(Dataset rows for apps and sites)
▶
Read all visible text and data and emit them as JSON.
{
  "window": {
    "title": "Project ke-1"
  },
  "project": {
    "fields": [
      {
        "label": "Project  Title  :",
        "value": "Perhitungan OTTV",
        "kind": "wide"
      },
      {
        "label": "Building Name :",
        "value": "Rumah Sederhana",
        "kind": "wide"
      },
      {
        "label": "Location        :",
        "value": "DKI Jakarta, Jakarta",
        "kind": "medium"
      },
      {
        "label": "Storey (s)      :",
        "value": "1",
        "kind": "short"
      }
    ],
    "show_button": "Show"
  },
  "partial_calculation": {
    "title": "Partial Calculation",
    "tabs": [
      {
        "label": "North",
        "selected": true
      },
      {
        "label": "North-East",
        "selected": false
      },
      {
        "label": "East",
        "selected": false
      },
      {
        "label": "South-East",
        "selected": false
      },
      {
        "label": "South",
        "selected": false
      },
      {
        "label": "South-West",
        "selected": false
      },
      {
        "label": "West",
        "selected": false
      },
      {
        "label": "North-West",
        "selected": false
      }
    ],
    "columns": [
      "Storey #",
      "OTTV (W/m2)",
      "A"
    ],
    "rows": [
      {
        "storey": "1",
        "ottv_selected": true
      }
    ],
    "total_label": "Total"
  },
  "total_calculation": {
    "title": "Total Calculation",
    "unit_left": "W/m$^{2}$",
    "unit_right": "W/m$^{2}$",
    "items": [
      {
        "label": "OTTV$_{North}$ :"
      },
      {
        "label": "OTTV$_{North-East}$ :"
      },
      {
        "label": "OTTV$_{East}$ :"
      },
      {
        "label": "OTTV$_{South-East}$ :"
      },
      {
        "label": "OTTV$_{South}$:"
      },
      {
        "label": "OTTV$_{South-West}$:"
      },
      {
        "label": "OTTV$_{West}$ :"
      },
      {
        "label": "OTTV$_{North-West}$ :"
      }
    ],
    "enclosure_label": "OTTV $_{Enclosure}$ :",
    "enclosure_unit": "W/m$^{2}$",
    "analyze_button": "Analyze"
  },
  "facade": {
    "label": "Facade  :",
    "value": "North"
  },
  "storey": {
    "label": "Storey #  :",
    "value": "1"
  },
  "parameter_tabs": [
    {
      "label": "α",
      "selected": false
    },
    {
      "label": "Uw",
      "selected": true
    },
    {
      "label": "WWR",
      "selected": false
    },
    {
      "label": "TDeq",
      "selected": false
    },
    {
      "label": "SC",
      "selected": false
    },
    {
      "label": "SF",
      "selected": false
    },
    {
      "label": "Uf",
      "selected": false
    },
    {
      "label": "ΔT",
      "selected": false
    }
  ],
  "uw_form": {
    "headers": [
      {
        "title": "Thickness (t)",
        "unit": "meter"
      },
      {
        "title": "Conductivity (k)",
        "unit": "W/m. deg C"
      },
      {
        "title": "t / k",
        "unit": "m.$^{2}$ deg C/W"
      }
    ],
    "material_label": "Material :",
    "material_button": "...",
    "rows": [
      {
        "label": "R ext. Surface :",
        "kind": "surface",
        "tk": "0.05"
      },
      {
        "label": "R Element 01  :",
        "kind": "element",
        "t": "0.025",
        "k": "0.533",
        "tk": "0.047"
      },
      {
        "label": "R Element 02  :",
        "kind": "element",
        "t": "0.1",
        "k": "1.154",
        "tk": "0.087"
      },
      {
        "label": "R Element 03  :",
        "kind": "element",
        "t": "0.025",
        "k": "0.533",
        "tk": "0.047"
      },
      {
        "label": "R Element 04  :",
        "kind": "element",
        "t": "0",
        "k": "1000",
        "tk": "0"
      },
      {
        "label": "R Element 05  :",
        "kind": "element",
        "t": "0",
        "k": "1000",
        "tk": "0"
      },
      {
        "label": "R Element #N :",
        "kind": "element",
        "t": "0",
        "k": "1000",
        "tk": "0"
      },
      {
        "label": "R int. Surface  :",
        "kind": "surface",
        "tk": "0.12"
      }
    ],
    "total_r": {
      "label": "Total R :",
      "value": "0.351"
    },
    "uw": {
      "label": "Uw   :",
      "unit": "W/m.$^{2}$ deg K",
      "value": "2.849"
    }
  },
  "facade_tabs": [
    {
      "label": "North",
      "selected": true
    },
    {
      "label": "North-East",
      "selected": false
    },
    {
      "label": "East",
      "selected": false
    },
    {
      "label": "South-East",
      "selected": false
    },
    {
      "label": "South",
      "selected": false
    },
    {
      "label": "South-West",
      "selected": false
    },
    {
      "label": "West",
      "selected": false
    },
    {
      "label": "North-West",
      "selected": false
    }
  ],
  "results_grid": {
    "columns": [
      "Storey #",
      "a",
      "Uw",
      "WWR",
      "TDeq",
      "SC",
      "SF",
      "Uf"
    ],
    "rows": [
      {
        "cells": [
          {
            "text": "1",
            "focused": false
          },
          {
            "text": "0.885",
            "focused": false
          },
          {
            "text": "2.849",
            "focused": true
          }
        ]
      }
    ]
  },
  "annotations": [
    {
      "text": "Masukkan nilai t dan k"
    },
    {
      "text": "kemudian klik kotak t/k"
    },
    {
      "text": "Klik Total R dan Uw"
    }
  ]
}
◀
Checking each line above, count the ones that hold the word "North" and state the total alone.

10